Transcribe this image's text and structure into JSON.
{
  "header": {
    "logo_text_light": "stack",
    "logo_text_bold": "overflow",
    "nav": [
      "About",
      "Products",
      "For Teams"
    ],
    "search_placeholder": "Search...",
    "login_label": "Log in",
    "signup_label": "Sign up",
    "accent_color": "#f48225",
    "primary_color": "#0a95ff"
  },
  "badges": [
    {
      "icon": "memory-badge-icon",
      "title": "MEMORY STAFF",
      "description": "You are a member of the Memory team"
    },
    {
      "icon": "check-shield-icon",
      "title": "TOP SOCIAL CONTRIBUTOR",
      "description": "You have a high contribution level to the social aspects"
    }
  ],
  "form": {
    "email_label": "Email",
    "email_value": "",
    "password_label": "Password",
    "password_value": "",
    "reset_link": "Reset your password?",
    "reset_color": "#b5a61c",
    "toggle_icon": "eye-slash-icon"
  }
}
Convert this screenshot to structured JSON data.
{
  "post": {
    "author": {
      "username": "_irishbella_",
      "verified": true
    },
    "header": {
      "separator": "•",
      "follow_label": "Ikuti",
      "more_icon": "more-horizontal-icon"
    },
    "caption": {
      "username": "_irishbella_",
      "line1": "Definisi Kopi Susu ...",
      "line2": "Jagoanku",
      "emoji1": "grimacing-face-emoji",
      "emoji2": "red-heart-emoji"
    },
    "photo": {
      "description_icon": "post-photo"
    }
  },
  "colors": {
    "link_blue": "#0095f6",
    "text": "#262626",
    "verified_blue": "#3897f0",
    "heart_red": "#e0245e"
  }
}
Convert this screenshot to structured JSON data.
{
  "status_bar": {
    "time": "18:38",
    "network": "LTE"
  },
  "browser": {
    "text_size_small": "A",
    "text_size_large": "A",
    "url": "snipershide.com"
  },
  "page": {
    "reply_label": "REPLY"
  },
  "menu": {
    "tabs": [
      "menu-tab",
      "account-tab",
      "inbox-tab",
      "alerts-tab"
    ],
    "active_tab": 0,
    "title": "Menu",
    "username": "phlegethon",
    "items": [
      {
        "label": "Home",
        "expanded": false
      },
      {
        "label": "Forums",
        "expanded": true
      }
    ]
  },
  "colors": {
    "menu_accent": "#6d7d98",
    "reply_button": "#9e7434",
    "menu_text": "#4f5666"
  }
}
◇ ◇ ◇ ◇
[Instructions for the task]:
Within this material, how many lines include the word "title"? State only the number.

[Your response]:
3